# [Task brief]
Would you print all of the records below exactly, without skipping any?

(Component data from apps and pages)
----
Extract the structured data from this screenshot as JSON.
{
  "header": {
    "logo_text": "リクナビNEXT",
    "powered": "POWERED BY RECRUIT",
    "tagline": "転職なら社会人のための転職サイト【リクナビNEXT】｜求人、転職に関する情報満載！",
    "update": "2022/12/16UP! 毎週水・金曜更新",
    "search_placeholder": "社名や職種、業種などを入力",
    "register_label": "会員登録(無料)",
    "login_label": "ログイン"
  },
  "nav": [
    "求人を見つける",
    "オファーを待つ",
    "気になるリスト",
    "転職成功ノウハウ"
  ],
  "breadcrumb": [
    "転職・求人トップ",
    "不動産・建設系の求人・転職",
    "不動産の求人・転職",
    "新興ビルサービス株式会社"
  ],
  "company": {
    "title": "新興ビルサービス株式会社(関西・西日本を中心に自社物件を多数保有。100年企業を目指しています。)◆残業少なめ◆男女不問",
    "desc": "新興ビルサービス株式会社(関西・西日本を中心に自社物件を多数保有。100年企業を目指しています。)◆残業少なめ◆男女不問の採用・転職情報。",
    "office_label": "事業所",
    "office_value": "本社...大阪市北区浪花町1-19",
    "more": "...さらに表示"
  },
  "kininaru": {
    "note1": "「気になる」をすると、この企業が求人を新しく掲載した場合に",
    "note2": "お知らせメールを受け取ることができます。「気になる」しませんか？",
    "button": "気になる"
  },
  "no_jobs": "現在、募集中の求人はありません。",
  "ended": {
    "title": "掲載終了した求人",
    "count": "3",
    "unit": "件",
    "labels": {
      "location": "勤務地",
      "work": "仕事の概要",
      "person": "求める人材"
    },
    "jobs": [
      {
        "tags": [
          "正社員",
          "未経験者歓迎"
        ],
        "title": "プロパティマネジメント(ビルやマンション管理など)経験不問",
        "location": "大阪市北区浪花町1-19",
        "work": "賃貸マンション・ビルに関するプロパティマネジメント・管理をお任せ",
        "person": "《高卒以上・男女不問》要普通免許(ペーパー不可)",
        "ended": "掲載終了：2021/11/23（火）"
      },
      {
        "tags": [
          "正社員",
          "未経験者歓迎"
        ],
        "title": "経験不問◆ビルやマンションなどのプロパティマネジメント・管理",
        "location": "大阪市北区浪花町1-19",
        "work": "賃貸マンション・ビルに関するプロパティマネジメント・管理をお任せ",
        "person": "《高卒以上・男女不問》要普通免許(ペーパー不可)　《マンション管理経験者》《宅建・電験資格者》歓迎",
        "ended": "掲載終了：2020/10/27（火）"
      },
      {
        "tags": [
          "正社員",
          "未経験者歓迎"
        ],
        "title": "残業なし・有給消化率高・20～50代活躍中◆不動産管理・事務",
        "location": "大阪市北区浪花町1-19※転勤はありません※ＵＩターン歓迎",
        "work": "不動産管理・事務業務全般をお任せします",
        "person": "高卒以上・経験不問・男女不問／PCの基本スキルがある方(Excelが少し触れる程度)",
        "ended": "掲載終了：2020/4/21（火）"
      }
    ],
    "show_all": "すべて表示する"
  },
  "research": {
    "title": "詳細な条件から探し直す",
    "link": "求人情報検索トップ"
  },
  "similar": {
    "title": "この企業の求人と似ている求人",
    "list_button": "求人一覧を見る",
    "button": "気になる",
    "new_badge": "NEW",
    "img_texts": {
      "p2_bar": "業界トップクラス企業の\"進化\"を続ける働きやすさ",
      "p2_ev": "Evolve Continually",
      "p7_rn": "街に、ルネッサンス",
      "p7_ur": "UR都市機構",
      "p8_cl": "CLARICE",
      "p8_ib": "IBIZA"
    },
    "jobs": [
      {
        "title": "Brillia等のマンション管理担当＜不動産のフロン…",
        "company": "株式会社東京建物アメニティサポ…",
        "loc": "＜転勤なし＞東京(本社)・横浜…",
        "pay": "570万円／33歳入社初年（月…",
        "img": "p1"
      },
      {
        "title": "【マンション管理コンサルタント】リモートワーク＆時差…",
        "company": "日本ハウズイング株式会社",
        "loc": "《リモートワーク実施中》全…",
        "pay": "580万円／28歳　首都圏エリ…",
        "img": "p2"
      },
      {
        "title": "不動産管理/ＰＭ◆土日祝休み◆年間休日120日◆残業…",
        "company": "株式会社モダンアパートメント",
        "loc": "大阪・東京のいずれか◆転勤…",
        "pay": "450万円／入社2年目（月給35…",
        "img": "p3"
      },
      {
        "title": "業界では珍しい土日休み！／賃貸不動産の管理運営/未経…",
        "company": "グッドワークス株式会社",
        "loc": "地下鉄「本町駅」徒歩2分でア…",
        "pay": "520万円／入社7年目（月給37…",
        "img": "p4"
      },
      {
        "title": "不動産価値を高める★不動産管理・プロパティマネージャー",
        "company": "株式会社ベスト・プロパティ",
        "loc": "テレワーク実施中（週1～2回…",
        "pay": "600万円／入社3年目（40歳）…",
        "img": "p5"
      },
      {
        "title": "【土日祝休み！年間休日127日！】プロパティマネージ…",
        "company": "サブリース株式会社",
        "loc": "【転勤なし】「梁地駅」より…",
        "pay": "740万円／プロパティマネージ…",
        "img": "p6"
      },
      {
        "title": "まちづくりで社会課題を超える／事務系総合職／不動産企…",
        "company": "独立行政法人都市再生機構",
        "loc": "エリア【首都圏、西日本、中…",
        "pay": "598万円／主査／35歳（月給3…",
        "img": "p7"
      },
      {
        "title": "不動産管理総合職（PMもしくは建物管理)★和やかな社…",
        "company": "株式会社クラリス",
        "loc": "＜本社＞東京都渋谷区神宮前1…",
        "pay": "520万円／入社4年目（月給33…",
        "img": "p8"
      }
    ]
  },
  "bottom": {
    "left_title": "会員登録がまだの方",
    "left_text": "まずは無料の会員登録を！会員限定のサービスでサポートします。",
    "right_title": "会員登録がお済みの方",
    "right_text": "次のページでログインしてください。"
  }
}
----
# [Response to the task]
Extract the structured data from this screenshot as JSON.
{
  "header": {
    "logo_text": "リクナビNEXT",
    "powered": "POWERED BY RECRUIT",
    "tagline": "転職なら社会人のための転職サイト【リクナビNEXT】｜求人、転職に関する情報満載！",
    "update": "2022/12/16UP! 毎週水・金曜更新",
    "search_placeholder": "社名や職種、業種などを入力",
    "register_label": "会員登録(無料)",
    "login_label": "ログイン"
  },
  "nav": [
    "求人を見つける",
    "オファーを待つ",
    "気になるリスト",
    "転職成功ノウハウ"
  ],
  "breadcrumb": [
    "転職・求人トップ",
    "不動産・建設系の求人・転職",
    "不動産の求人・転職",
    "新興ビルサービス株式会社"
  ],
  "company": {
    "title": "新興ビルサービス株式会社(関西・西日本を中心に自社物件を多数保有。100年企業を目指しています。)◆残業少なめ◆男女不問",
    "desc": "新興ビルサービス株式会社(関西・西日本を中心に自社物件を多数保有。100年企業を目指しています。)◆残業少なめ◆男女不問の採用・転職情報。",
    "office_label": "事業所",
    "office_value": "本社...大阪市北区浪花町1-19",
    "more": "...さらに表示"
  },
  "kininaru": {
    "note1": "「気になる」をすると、この企業が求人を新しく掲載した場合に",
    "note2": "お知らせメールを受け取ることができます。「気になる」しませんか？",
    "button": "気になる"
  },
  "no_jobs": "現在、募集中の求人はありません。",
  "ended": {
    "title": "掲載終了した求人",
    "count": "3",
    "unit": "件",
    "labels": {
      "location": "勤務地",
      "work": "仕事の概要",
      "person": "求める人材"
    },
    "jobs": [
      {
        "tags": [
          "正社員",
          "未経験者歓迎"
        ],
        "title": "プロパティマネジメント(ビルやマンション管理など)経験不問",
        "location": "大阪市北区浪花町1-19",
        "work": "賃貸マンション・ビルに関するプロパティマネジメント・管理をお任せ",
        "person": "《高卒以上・男女不問》要普通免許(ペーパー不可)",
        "ended": "掲載終了：2021/11/23（火）"
      },
      {
        "tags": [
          "正社員",
          "未経験者歓迎"
        ],
        "title": "経験不問◆ビルやマンションなどのプロパティマネジメント・管理",
        "location": "大阪市北区浪花町1-19",
        "work": "賃貸マンション・ビルに関するプロパティマネジメント・管理をお任せ",
        "person": "《高卒以上・男女不問》要普通免許(ペーパー不可)　《マンション管理経験者》《宅建・電験資格者》歓迎",
        "ended": "掲載終了：2020/10/27（火）"
      },
      {
        "tags": [
          "正社員",
          "未経験者歓迎"
        ],
        "title": "残業なし・有給消化率高・20～50代活躍中◆不動産管理・事務",
        "location": "大阪市北区浪花町1-19※転勤はありません※ＵＩターン歓迎",
        "work": "不動産管理・事務業務全般をお任せします",
        "person": "高卒以上・経験不問・男女不問／PCの基本スキルがある方(Excelが少し触れる程度)",
        "ended": "掲載終了：2020/4/21（火）"
      }
    ],
    "show_all": "すべて表示する"
  },
  "research": {
    "title": "詳細な条件から探し直す",
    "link": "求人情報検索トップ"
  },
  "similar": {
    "title": "この企業の求人と似ている求人",
    "list_button": "求人一覧を見る",
    "button": "気になる",
    "new_badge": "NEW",
    "img_texts": {
      "p2_bar": "業界トップクラス企業の\"進化\"を続ける働きやすさ",
      "p2_ev": "Evolve Continually",
      "p7_rn": "街に、ルネッサンス",
      "p7_ur": "UR都市機構",
      "p8_cl": "CLARICE",
      "p8_ib": "IBIZA"
    },
    "jobs": [
      {
        "title": "Brillia等のマンション管理担当＜不動産のフロン…",
        "company": "株式会社東京建物アメニティサポ…",
        "loc": "＜転勤なし＞東京(本社)・横浜…",
        "pay": "570万円／33歳入社初年（月…",
        "img": "p1"
      },
      {
        "title": "【マンション管理コンサルタント】リモートワーク＆時差…",
        "company": "日本ハウズイング株式会社",
        "loc": "《リモートワーク実施中》全…",
        "pay": "580万円／28歳　首都圏エリ…",
        "img": "p2"
      },
      {
        "title": "不動産管理/ＰＭ◆土日祝休み◆年間休日120日◆残業…",
        "company": "株式会社モダンアパートメント",
        "loc": "大阪・東京のいずれか◆転勤…",
        "pay": "450万円／入社2年目（月給35…",
        "img": "p3"
      },
      {
        "title": "業界では珍しい土日休み！／賃貸不動産の管理運営/未経…",
        "company": "グッドワークス株式会社",
        "loc": "地下鉄「本町駅」徒歩2分でア…",
        "pay": "520万円／入社7年目（月給37…",
        "img": "p4"
      },
      {
        "title": "不動産価値を高める★不動産管理・プロパティマネージャー",
        "company": "株式会社ベスト・プロパティ",
        "loc": "テレワーク実施中（週1～2回…",
        "pay": "600万円／入社3年目（40歳）…",
        "img": "p5"
      },
      {
        "title": "【土日祝休み！年間休日127日！】プロパティマネージ…",
        "company": "サブリース株式会社",
        "loc": "【転勤なし】「梁地駅」より…",
        "pay": "740万円／プロパティマネージ…",
        "img": "p6"
      },
      {
        "title": "まちづくりで社会課題を超える／事務系総合職／不動産企…",
        "company": "独立行政法人都市再生機構",
        "loc": "エリア【首都圏、西日本、中…",
        "pay": "598万円／主査／35歳（月給3…",
        "img": "p7"
      },
      {
        "title": "不動産管理総合職（PMもしくは建物管理)★和やかな社…",
        "company": "株式会社クラリス",
        "loc": "＜本社＞東京都渋谷区神宮前1…",
        "pay": "520万円／入社4年目（月給33…",
        "img": "p8"
      }
    ]
  },
  "bottom": {
    "left_title": "会員登録がまだの方",
    "left_text": "まずは無料の会員登録を！会員限定のサービスでサポートします。",
    "right_title": "会員登録がお済みの方",
    "right_text": "次のページでログインしてください。"
  }
}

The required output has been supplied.